Items from an interface collection:
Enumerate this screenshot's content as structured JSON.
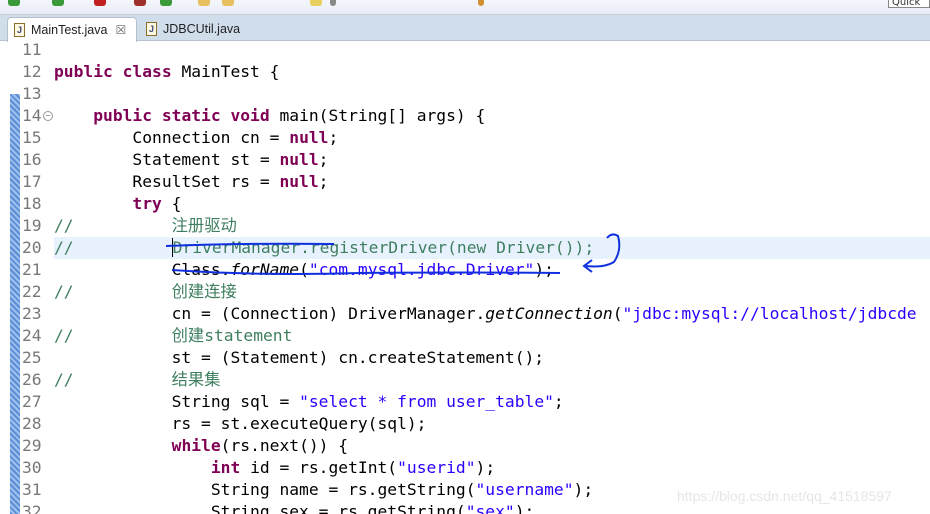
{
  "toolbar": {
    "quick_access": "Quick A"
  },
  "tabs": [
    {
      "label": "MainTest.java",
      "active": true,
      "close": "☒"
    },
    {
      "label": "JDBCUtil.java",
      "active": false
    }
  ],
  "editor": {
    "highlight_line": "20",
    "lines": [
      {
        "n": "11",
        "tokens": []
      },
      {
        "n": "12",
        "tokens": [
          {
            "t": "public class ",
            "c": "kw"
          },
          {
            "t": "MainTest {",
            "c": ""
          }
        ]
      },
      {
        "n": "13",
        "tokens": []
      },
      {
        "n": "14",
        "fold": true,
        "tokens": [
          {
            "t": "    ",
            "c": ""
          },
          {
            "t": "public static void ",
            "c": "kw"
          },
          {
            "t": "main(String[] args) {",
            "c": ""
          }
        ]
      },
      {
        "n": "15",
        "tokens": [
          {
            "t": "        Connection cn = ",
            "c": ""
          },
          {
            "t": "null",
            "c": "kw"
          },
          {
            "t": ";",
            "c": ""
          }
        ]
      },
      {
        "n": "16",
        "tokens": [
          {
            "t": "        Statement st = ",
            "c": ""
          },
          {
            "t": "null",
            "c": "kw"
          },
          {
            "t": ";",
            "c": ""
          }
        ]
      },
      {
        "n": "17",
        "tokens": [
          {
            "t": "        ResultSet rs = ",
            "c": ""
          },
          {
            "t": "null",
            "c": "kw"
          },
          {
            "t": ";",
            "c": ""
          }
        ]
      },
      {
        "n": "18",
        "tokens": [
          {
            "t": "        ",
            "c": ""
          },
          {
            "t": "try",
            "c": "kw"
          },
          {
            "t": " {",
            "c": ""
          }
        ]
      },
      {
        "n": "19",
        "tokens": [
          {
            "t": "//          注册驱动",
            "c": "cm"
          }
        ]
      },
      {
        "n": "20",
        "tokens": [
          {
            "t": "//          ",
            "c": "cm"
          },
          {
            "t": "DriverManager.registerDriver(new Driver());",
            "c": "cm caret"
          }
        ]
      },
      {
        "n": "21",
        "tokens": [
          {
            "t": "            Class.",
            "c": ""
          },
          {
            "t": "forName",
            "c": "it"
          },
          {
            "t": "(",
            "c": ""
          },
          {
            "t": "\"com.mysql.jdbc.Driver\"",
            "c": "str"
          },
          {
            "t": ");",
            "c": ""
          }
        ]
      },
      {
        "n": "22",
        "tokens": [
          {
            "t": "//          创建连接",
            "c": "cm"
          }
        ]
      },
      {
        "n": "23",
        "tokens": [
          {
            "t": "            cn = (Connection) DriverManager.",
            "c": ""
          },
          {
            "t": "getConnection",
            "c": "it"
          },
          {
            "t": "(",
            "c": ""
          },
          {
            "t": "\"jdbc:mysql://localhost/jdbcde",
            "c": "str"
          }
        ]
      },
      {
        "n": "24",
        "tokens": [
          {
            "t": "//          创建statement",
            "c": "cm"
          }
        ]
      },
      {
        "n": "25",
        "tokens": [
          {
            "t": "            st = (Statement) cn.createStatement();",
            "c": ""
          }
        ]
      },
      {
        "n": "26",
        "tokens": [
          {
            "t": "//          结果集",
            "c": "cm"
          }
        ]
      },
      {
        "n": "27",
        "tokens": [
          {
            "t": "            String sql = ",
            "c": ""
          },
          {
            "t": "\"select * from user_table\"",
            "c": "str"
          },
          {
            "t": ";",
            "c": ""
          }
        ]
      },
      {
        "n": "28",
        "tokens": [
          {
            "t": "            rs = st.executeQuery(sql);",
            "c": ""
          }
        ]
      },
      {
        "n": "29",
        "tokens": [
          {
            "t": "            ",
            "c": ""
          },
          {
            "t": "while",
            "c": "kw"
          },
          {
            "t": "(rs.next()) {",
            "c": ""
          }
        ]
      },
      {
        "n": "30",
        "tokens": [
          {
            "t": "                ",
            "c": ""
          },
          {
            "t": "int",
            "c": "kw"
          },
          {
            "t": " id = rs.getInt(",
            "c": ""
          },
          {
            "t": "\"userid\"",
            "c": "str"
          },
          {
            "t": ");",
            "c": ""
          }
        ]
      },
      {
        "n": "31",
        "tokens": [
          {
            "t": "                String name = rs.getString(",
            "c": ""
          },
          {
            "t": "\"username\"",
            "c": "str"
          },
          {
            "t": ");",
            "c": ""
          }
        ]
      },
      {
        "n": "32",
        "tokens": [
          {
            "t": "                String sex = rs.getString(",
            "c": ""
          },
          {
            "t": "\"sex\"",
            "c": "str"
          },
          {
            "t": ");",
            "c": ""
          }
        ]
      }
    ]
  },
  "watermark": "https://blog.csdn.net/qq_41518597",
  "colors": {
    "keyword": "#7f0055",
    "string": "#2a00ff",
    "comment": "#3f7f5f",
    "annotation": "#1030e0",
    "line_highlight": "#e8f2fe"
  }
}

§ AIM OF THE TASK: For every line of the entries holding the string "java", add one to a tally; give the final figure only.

§ SOLUTION TO THIS PROBLEM: 2